What decision does Edgar make that will help him hide from the authorities that are chasing him? He disguises himself as a crazy beggar whos name is poor tom.
How does Edgar’s statement “Edgar I nothing am” demonstrate the connection between the recurring “nothing” motif and the natural order of family relations? he realizes that nothing is left of his former life. He realizes that his birthright and family now mean nothing.
What answer does Lear receive upon his request for admittance into the presence of Regan and Cornwall? regan and Cornwall refuse to see Lear when he is at Glocuesters because they are “tired”
How does Lear respond to Regan’s welcome? Lear is angry and threatens to take her rights as his daughter if she does not welcome him correctly. Once Kent is released from the stocks he becomes more friendly.
What question does Lear continue to ask that Regan will not answer? Lear wants to know who put kent in the stocks.
What emotions are at the root of the Edmund/Edgar plot line? Again, sibling rivalry and the desire for parental affection is at the heart of Edmund’s decision to become a villain.
What information is contained in the letter that Edmund pretends to conceal from his father? If our father dies, we should split everything that he has, and we can make it happen a little bit faster..
What does Edmund suggest his father should do to confirm the contents of the letter? Edmund conceives a situation in which his father can secretly overhear a conversation between his sons.
Where does Edmund send his brother Edgar as the scene draws to a close? Edmund invites Edgar to his house where he promises him shelter and protection from their father’s wrath.
Why does Kent trip Oswald? Kent wants to teach Oswald a lesson, because Oswald treats Lear with disrespect. Oswald does not listen to Lear’s commands and treats him like his “lady’s father” rather than the King or an authority figure. Kent also trips Oswald because he wants Lear to recognize his loyalty; he wants to gain Lear’s trust and respect.
What does Goneril command Oswald to do at the close of the scene and why? Goneril asks Oswald to carry a letter to her sister Regan in which she explains everything that has occurred between her and her father. She wants to press Regan to deny their father the same privileges she has denied him. Goneril is concerned that Regan may allow Lear to retain all of his knights, and she fears that she may then be the “evil” daughter in the eyes of their father. Assuring that Regan is on the same page as her sister when it comes to the treatment of Lear is one of the recurring elements of the filial conspiracy plot.
Why is Lear angry at Goneril? Goneril is criticizing the behavior of Lear’s followers. She claims that his knights are behaving in an unruly, loud, and disruptive manner. She has therefore decided to send away fifty of Lear’s followers and demands that only a few remain and behave in an orderly fashion. Goneril also criticizes the behavior of Lear’s Fool.
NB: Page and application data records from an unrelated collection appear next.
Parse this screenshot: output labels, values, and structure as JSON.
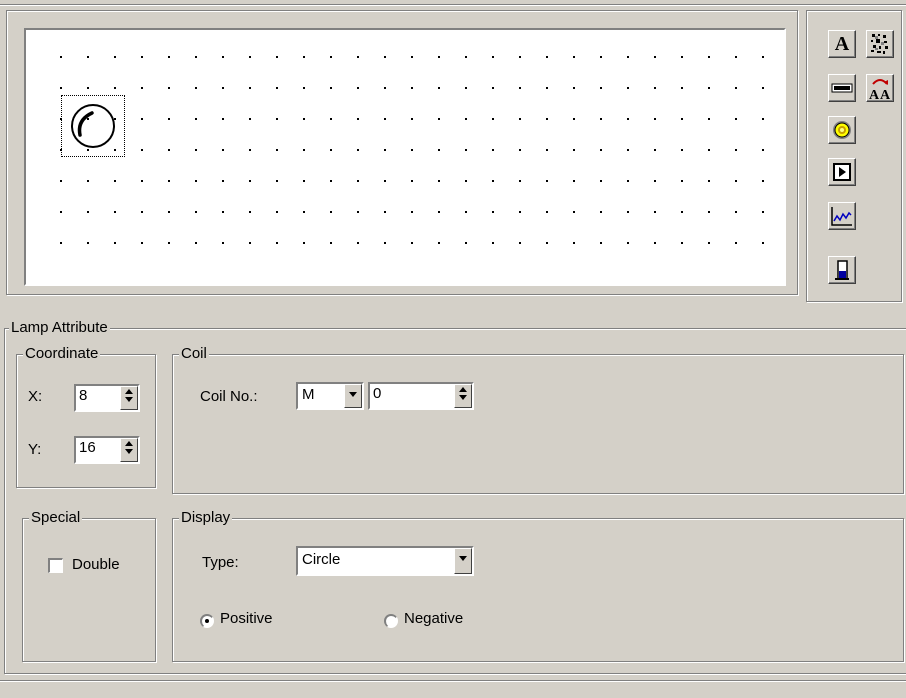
{
  "toolbox": {
    "items": [
      {
        "name": "text-tool",
        "glyph": "A"
      },
      {
        "name": "lamp-tool"
      },
      {
        "name": "button-tool"
      },
      {
        "name": "trend-tool"
      },
      {
        "name": "bar-tool"
      },
      {
        "name": "bitmap-tool"
      },
      {
        "name": "font-tool",
        "glyph": "AA"
      }
    ]
  },
  "lamp_attribute": {
    "title": "Lamp Attribute",
    "coordinate": {
      "title": "Coordinate",
      "x_label": "X:",
      "x_value": "8",
      "y_label": "Y:",
      "y_value": "16"
    },
    "coil": {
      "title": "Coil",
      "coil_no_label": "Coil No.:",
      "device": "M",
      "address": "0"
    },
    "special": {
      "title": "Special",
      "double_label": "Double",
      "double_checked": false
    },
    "display": {
      "title": "Display",
      "type_label": "Type:",
      "type_value": "Circle",
      "positive_label": "Positive",
      "negative_label": "Negative",
      "selected": "Positive"
    }
  }
}
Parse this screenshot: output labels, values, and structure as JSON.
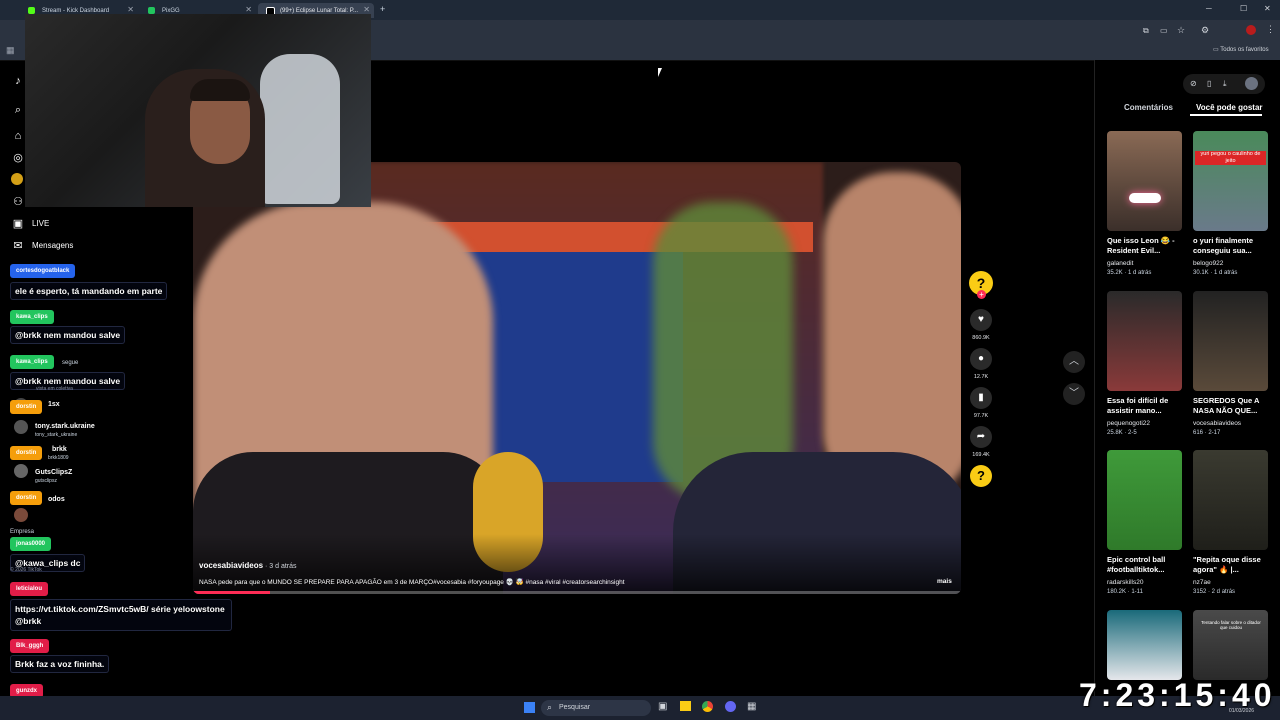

How does Gloucester react when he learns about Edgar’s alleged intentions to attack and murder him? He is infuriated and wants to kill him. He says that he will either be killed or turned in for a reward and killed.
How does the conversation between Gloucester and Edmund, following Edgar’s escape, signal a reversal of the relationships that Edgar and Edmund have with their father? They are bonding over their hatred of their brother/son. Edmund was kissing up saying how he urged Edgar not to kill his father and Glocuester is buying it.
What rumor of political upheaval reaches the castle of Gloucester? That there is a war brewing between duke cornwall and albany
Why does Edmund injure himself to draw blood? to add in to the idea that his brother injured him